Aim of the exercise: Provide an exact repetition of every entry, with no word altered.

________________

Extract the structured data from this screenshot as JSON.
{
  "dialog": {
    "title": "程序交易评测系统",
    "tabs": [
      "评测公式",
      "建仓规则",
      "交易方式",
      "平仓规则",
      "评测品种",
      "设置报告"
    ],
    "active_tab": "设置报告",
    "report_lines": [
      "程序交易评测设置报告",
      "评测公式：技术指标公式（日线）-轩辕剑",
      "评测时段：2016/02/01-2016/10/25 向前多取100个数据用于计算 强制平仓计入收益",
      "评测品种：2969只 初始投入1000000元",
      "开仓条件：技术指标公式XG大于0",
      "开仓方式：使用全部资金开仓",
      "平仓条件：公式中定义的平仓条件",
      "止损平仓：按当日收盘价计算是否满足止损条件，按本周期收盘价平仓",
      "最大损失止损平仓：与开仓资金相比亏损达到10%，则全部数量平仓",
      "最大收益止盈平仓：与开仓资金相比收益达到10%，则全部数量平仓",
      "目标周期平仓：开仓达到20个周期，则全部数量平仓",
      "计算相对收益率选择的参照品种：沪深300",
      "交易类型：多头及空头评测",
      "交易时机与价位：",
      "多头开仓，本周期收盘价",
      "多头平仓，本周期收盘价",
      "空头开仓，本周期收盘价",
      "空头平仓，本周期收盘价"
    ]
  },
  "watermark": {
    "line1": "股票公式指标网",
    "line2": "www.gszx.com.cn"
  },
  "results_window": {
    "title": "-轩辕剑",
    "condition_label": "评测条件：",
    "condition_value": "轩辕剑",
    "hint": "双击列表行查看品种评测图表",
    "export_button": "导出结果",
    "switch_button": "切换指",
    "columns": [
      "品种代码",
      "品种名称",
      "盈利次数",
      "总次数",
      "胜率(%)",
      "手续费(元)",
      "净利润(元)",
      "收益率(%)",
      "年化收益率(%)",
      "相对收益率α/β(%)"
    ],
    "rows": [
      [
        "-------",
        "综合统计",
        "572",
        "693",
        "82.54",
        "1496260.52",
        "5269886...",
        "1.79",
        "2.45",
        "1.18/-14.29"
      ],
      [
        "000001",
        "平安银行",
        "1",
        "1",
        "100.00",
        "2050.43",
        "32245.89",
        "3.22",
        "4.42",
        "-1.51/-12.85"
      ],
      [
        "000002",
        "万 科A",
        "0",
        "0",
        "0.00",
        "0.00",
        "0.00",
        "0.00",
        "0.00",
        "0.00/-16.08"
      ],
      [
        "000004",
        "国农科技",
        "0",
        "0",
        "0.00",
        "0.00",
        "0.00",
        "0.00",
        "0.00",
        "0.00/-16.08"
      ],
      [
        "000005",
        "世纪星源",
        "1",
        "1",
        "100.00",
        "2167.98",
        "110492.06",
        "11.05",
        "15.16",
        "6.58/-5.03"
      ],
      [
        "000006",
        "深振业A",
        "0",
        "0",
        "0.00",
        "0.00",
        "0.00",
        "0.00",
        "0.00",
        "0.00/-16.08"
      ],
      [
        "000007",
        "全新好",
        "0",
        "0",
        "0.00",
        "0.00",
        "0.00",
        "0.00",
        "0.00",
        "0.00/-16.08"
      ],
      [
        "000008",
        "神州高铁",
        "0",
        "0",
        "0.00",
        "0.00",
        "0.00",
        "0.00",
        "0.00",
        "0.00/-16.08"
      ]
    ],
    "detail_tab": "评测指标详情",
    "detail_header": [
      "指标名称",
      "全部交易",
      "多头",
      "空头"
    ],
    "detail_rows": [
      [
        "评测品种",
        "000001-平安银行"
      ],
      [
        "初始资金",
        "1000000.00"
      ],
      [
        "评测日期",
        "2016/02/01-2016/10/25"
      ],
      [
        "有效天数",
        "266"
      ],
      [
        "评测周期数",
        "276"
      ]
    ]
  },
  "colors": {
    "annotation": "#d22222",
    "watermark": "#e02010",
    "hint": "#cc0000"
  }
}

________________

Solution to this problem:
Extract the structured data from this screenshot as JSON.
{
  "dialog": {
    "title": "程序交易评测系统",
    "tabs": [
      "评测公式",
      "建仓规则",
      "交易方式",
      "平仓规则",
      "评测品种",
      "设置报告"
    ],
    "active_tab": "设置报告",
    "report_lines": [
      "程序交易评测设置报告",
      "评测公式：技术指标公式（日线）-轩辕剑",
      "评测时段：2016/02/01-2016/10/25 向前多取100个数据用于计算 强制平仓计入收益",
      "评测品种：2969只 初始投入1000000元",
      "开仓条件：技术指标公式XG大于0",
      "开仓方式：使用全部资金开仓",
      "平仓条件：公式中定义的平仓条件",
      "止损平仓：按当日收盘价计算是否满足止损条件，按本周期收盘价平仓",
      "最大损失止损平仓：与开仓资金相比亏损达到10%，则全部数量平仓",
      "最大收益止盈平仓：与开仓资金相比收益达到10%，则全部数量平仓",
      "目标周期平仓：开仓达到20个周期，则全部数量平仓",
      "计算相对收益率选择的参照品种：沪深300",
      "交易类型：多头及空头评测",
      "交易时机与价位：",
      "多头开仓，本周期收盘价",
      "多头平仓，本周期收盘价",
      "空头开仓，本周期收盘价",
      "空头平仓，本周期收盘价"
    ]
  },
  "watermark": {
    "line1": "股票公式指标网",
    "line2": "www.gszx.com.cn"
  },
  "results_window": {
    "title": "-轩辕剑",
    "condition_label": "评测条件：",
    "condition_value": "轩辕剑",
    "hint": "双击列表行查看品种评测图表",
    "export_button": "导出结果",
    "switch_button": "切换指",
    "columns": [
      "品种代码",
      "品种名称",
      "盈利次数",
      "总次数",
      "胜率(%)",
      "手续费(元)",
      "净利润(元)",
      "收益率(%)",
      "年化收益率(%)",
      "相对收益率α/β(%)"
    ],
    "rows": [
      [
        "-------",
        "综合统计",
        "572",
        "693",
        "82.54",
        "1496260.52",
        "5269886...",
        "1.79",
        "2.45",
        "1.18/-14.29"
      ],
      [
        "000001",
        "平安银行",
        "1",
        "1",
        "100.00",
        "2050.43",
        "32245.89",
        "3.22",
        "4.42",
        "-1.51/-12.85"
      ],
      [
        "000002",
        "万 科A",
        "0",
        "0",
        "0.00",
        "0.00",
        "0.00",
        "0.00",
        "0.00",
        "0.00/-16.08"
      ],
      [
        "000004",
        "国农科技",
        "0",
        "0",
        "0.00",
        "0.00",
        "0.00",
        "0.00",
        "0.00",
        "0.00/-16.08"
      ],
      [
        "000005",
        "世纪星源",
        "1",
        "1",
        "100.00",
        "2167.98",
        "110492.06",
        "11.05",
        "15.16",
        "6.58/-5.03"
      ],
      [
        "000006",
        "深振业A",
        "0",
        "0",
        "0.00",
        "0.00",
        "0.00",
        "0.00",
        "0.00",
        "0.00/-16.08"
      ],
      [
        "000007",
        "全新好",
        "0",
        "0",
        "0.00",
        "0.00",
        "0.00",
        "0.00",
        "0.00",
        "0.00/-16.08"
      ],
      [
        "000008",
        "神州高铁",
        "0",
        "0",
        "0.00",
        "0.00",
        "0.00",
        "0.00",
        "0.00",
        "0.00/-16.08"
      ]
    ],
    "detail_tab": "评测指标详情",
    "detail_header": [
      "指标名称",
      "全部交易",
      "多头",
      "空头"
    ],
    "detail_rows": [
      [
        "评测品种",
        "000001-平安银行"
      ],
      [
        "初始资金",
        "1000000.00"
      ],
      [
        "评测日期",
        "2016/02/01-2016/10/25"
      ],
      [
        "有效天数",
        "266"
      ],
      [
        "评测周期数",
        "276"
      ]
    ]
  },
  "colors": {
    "annotation": "#d22222",
    "watermark": "#e02010",
    "hint": "#cc0000"
  }
}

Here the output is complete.